Task:
Restate the records that follow word for word. Omit the images.
*** Supplied records Section Begins ***
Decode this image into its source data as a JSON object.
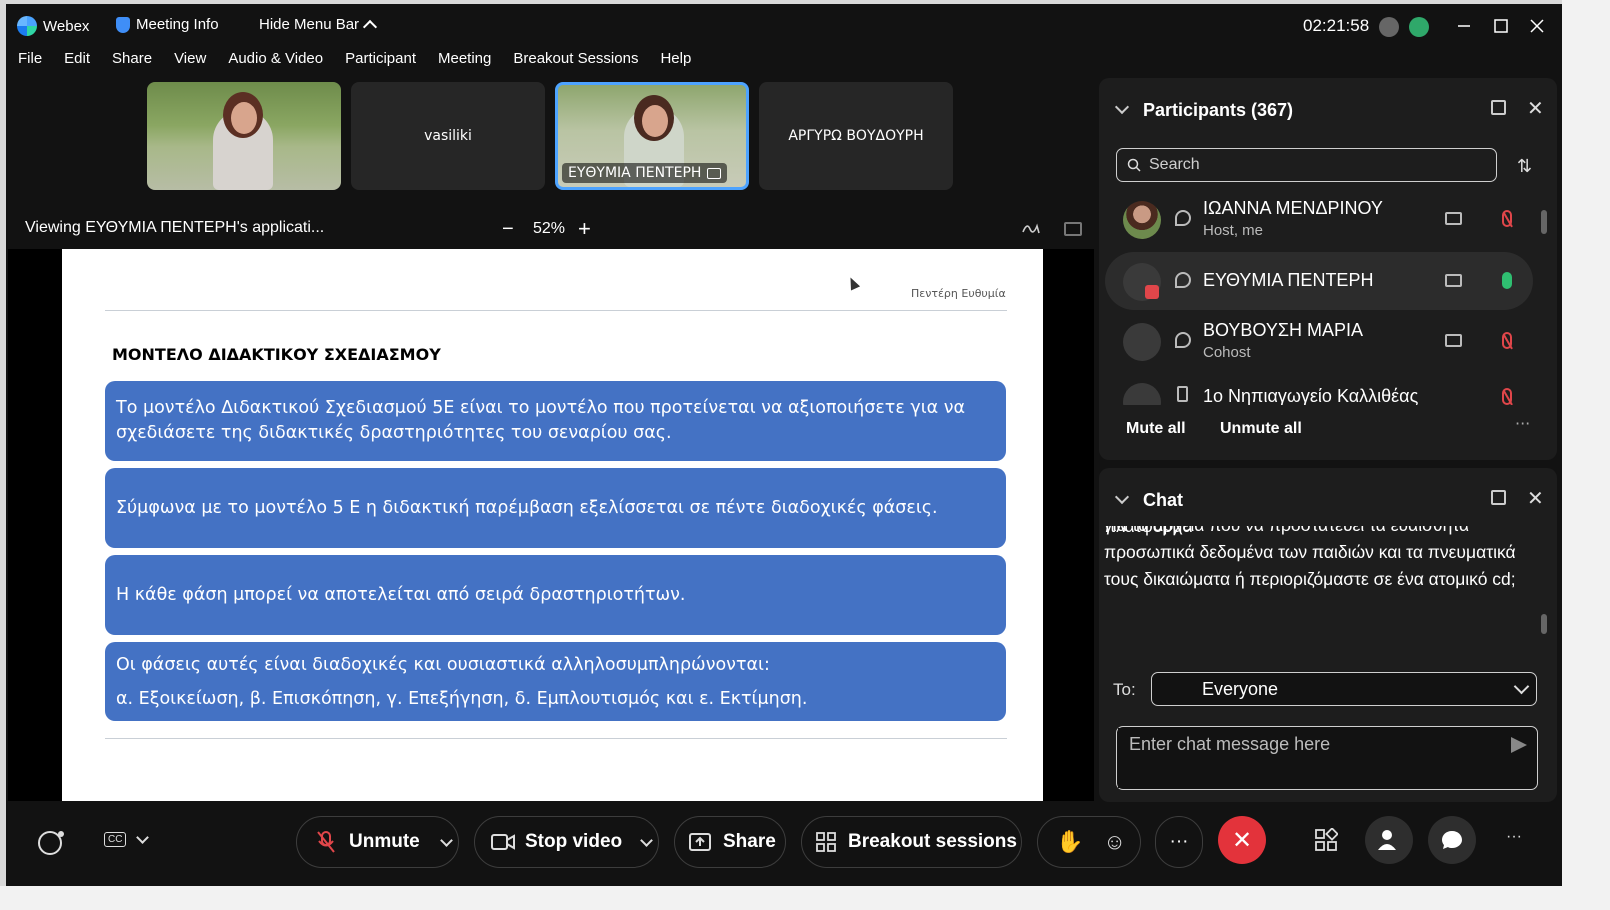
{
  "window": {
    "app_name": "Webex",
    "meeting_info": "Meeting Info",
    "hide_menu_bar": "Hide Menu Bar",
    "clock": "02:21:58"
  },
  "menu": [
    "File",
    "Edit",
    "Share",
    "View",
    "Audio & Video",
    "Participant",
    "Meeting",
    "Breakout Sessions",
    "Help"
  ],
  "thumbnails": [
    {
      "name": "",
      "type": "video"
    },
    {
      "name": "vasiliki",
      "type": "name"
    },
    {
      "name": "ΕΥΘΥΜΙΑ ΠΕΝΤΕΡΗ",
      "type": "video-active"
    },
    {
      "name": "ΑΡΓΥΡΩ ΒΟΥΔΟΥΡΗ",
      "type": "name"
    }
  ],
  "viewing": {
    "text": "Viewing ΕΥΘΥΜΙΑ ΠΕΝΤΕΡΗ's applicati...",
    "zoom_minus": "−",
    "zoom": "52%",
    "zoom_plus": "+"
  },
  "slide": {
    "author": "Πεντέρη Ευθυμία",
    "title": "ΜΟΝΤΕΛΟ ΔΙΔΑΚΤΙΚΟΥ ΣΧΕΔΙΑΣΜΟΥ",
    "box1": "Το μοντέλο Διδακτικού Σχεδιασμού 5Ε είναι το μοντέλο που προτείνεται να αξιοποιήσετε για να σχεδιάσετε της διδακτικές δραστηριότητες του σεναρίου σας.",
    "box2": "Σύμφωνα με το μοντέλο 5 Ε η διδακτική παρέμβαση εξελίσσεται σε πέντε διαδοχικές φάσεις.",
    "box3": "Η κάθε φάση μπορεί να αποτελείται από σειρά δραστηριοτήτων.",
    "box4_line1": "Οι φάσεις αυτές είναι διαδοχικές και ουσιαστικά αλληλοσυμπληρώνονται:",
    "box4_line2": "α. Εξοικείωση, β. Επισκόπηση, γ. Επεξήγηση, δ. Εμπλουτισμός και ε. Εκτίμηση."
  },
  "participants": {
    "title": "Participants (367)",
    "search_placeholder": "Search",
    "list": [
      {
        "name": "ΙΩΑΝΝΑ ΜΕΝΔΡΙΝΟΥ",
        "role": "Host, me",
        "mic": "muted"
      },
      {
        "name": "ΕΥΘΥΜΙΑ ΠΕΝΤΕΡΗ",
        "role": "",
        "mic": "on"
      },
      {
        "name": "ΒΟΥΒΟΥΣΗ ΜΑΡΙΑ",
        "role": "Cohost",
        "mic": "muted"
      },
      {
        "name": "1ο Νηπιαγωγείο Καλλιθέας",
        "role": "",
        "mic": "muted"
      }
    ],
    "mute_all": "Mute all",
    "unmute_all": "Unmute all",
    "more": "···"
  },
  "chat": {
    "title": "Chat",
    "message_partial": "αξιολόγησης; Υπάρχει ασφαλής ηλεκτρονική πλατφόρμα",
    "message": "για τα αρχεία που να προστατεύει τα ευαίσθητα προσωπικά δεδομένα των παιδιών  και τα πνευματικά τους δικαιώματα ή περιοριζόμαστε σε ένα ατομικό cd;",
    "to_label": "To:",
    "to_value": "Everyone",
    "input_placeholder": "Enter chat message here"
  },
  "controls": {
    "cc": "CC",
    "unmute": "Unmute",
    "stop_video": "Stop video",
    "share": "Share",
    "breakout": "Breakout sessions",
    "more": "···",
    "end": "✕"
  },
  "colors": {
    "accent": "#4da3ff",
    "slide_box": "#4472c4",
    "end_call": "#e3333b",
    "mic_on": "#2fbf71",
    "mic_muted": "#e0464a"
  }
}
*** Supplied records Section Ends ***
Exercise output:
Decode this image into its source data as a JSON object.
{
  "window": {
    "app_name": "Webex",
    "meeting_info": "Meeting Info",
    "hide_menu_bar": "Hide Menu Bar",
    "clock": "02:21:58"
  },
  "menu": [
    "File",
    "Edit",
    "Share",
    "View",
    "Audio & Video",
    "Participant",
    "Meeting",
    "Breakout Sessions",
    "Help"
  ],
  "thumbnails": [
    {
      "name": "",
      "type": "video"
    },
    {
      "name": "vasiliki",
      "type": "name"
    },
    {
      "name": "ΕΥΘΥΜΙΑ ΠΕΝΤΕΡΗ",
      "type": "video-active"
    },
    {
      "name": "ΑΡΓΥΡΩ ΒΟΥΔΟΥΡΗ",
      "type": "name"
    }
  ],
  "viewing": {
    "text": "Viewing ΕΥΘΥΜΙΑ ΠΕΝΤΕΡΗ's applicati...",
    "zoom_minus": "−",
    "zoom": "52%",
    "zoom_plus": "+"
  },
  "slide": {
    "author": "Πεντέρη Ευθυμία",
    "title": "ΜΟΝΤΕΛΟ ΔΙΔΑΚΤΙΚΟΥ ΣΧΕΔΙΑΣΜΟΥ",
    "box1": "Το μοντέλο Διδακτικού Σχεδιασμού 5Ε είναι το μοντέλο που προτείνεται να αξιοποιήσετε για να σχεδιάσετε της διδακτικές δραστηριότητες του σεναρίου σας.",
    "box2": "Σύμφωνα με το μοντέλο 5 Ε η διδακτική παρέμβαση εξελίσσεται σε πέντε διαδοχικές φάσεις.",
    "box3": "Η κάθε φάση μπορεί να αποτελείται από σειρά δραστηριοτήτων.",
    "box4_line1": "Οι φάσεις αυτές είναι διαδοχικές και ουσιαστικά αλληλοσυμπληρώνονται:",
    "box4_line2": "α. Εξοικείωση, β. Επισκόπηση, γ. Επεξήγηση, δ. Εμπλουτισμός και ε. Εκτίμηση."
  },
  "participants": {
    "title": "Participants (367)",
    "search_placeholder": "Search",
    "list": [
      {
        "name": "ΙΩΑΝΝΑ ΜΕΝΔΡΙΝΟΥ",
        "role": "Host, me",
        "mic": "muted"
      },
      {
        "name": "ΕΥΘΥΜΙΑ ΠΕΝΤΕΡΗ",
        "role": "",
        "mic": "on"
      },
      {
        "name": "ΒΟΥΒΟΥΣΗ ΜΑΡΙΑ",
        "role": "Cohost",
        "mic": "muted"
      },
      {
        "name": "1ο Νηπιαγωγείο Καλλιθέας",
        "role": "",
        "mic": "muted"
      }
    ],
    "mute_all": "Mute all",
    "unmute_all": "Unmute all",
    "more": "···"
  },
  "chat": {
    "title": "Chat",
    "message_partial": "αξιολόγησης; Υπάρχει ασφαλής ηλεκτρονική πλατφόρμα",
    "message": "για τα αρχεία που να προστατεύει τα ευαίσθητα προσωπικά δεδομένα των παιδιών  και τα πνευματικά τους δικαιώματα ή περιοριζόμαστε σε ένα ατομικό cd;",
    "to_label": "To:",
    "to_value": "Everyone",
    "input_placeholder": "Enter chat message here"
  },
  "controls": {
    "cc": "CC",
    "unmute": "Unmute",
    "stop_video": "Stop video",
    "share": "Share",
    "breakout": "Breakout sessions",
    "more": "···",
    "end": "✕"
  },
  "colors": {
    "accent": "#4da3ff",
    "slide_box": "#4472c4",
    "end_call": "#e3333b",
    "mic_on": "#2fbf71",
    "mic_muted": "#e0464a"
  }
}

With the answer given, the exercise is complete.